More than a 100 million Americans have been expected to come across content created by Russian troll farms. Facebook’s general counsel, Colin Stretch, outlined in his opening statement how as many as 126 million Facebook users may have seen content “that originated from the Russian operation.”

This content was specifically aimed at dividing Americans. These troll farms created and shared content on both sides of the political debate, giving rise to all kinds of inflammatory and, in some cases, downright offensive content. Similar practices were found by Twitter executives on their own platforms. Twitter explained how they have uncovered 2,572 Russia-linked accounts and more than 36,000 automated “bots” – amounting to a total of 1.4 million tweets about the election last fall.

These revelations sparked outrage from lawmakers. Democratic Senator Ron Wyden, who has been a strong ally of Silicon Valley, said “in the past election, you failed.” Republican Senator John Kennedy expressed his frustration with the Facebook as well, noting “I think you do enormous good, but your power scares me.”

It is now clear, from released documents, that the major aim of this Russian-sponsored operation was to create chaos and political discontent within the American community. One particular instance where this is highlighted can be found is Texas. A Russian-controlled group, ‘Heart of Texas’, announced a rally to take place on May 21, 2016 under the banner of “Stop Islamization of Texas.” Consequently, another Russian-controlled group publicized a competing rally to “Save Islamic Knowledge” at the same place and same time.

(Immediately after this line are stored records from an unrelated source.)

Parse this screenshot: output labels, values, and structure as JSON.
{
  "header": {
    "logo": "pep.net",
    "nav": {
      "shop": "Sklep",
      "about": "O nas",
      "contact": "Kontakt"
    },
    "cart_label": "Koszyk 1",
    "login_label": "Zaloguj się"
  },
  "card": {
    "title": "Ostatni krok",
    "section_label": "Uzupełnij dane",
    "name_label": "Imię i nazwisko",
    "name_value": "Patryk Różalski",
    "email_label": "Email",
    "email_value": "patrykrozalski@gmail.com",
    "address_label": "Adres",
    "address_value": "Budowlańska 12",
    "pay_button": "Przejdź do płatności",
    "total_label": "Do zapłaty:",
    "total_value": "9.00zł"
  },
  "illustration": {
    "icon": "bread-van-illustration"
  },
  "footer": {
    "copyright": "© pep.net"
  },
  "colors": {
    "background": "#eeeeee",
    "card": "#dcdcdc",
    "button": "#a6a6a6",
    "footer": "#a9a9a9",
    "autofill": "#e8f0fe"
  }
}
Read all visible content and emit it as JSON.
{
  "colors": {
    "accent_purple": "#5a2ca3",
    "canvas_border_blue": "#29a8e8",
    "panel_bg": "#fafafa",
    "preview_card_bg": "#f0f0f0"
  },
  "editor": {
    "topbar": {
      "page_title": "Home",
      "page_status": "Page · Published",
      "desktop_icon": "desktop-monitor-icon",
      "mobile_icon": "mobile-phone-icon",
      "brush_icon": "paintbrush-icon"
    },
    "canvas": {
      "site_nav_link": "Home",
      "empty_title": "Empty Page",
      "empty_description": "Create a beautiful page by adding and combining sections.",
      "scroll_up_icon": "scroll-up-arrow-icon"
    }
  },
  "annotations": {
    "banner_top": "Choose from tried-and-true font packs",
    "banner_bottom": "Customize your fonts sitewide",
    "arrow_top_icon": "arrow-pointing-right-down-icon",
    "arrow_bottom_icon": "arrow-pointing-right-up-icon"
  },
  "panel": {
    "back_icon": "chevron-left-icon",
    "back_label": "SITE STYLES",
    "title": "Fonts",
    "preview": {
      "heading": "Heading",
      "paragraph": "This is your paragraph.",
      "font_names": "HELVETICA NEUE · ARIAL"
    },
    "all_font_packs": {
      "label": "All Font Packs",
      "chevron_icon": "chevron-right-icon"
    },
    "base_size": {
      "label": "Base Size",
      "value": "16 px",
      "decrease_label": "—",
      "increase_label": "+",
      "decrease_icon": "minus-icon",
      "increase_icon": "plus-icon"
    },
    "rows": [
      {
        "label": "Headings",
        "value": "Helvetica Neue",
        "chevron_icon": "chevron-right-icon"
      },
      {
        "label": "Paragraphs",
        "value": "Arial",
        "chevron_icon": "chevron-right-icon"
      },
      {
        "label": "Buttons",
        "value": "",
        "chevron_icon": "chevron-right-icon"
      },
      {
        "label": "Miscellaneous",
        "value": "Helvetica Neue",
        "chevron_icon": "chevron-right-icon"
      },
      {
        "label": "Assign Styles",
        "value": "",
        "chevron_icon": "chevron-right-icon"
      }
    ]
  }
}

These findings led Senator Dianne Feinstein to remark, “I don’t think you [big tech] get it. What we are talking about is cataclysmic change. What we’re talking about is the beginning of cyberwarfare. What we’re talking about is a major foreign power with sophistication and ability to involve themselves in a presidential election and sow conflict and discontent all over this country.” What followed in her remarks is pivotal and absolutely crucial – “We are not going away, gentlemen and this is a very big deal.”

Such interferences strike at the very heart of the democratic process. Accompanied by a strategy to sow conflict and discord can be – and has been – of disastrous consequences. It is crucial for big tech companies and social media platforms to uncover any gaps in their systems that allow for such intrusion. Russia’s aims are getting clear by the day. They were not necessarily targeted towards one particular candidate, rather towards civilians who hold their own values and beliefs dear to themselves. What Russia managed to do was stir up these emotions and instill a sense of fear in the American people. These used the popularity and platform of social media to propagate these misgivings/’fake news’ and set the Left and the Right on a collision course. In short, they used the democratic process to discredit the democratic process.

This is more than a partisan issue. By the questions asked and statements made by lawmakers, one gets the sense that they understand the consequences underlined by this intrusion. The quicker these tech companies and online platforms understand and correct this, the better it’ll be, not just for their platforms, but for the entire country.

Image courtesy Gizmodo.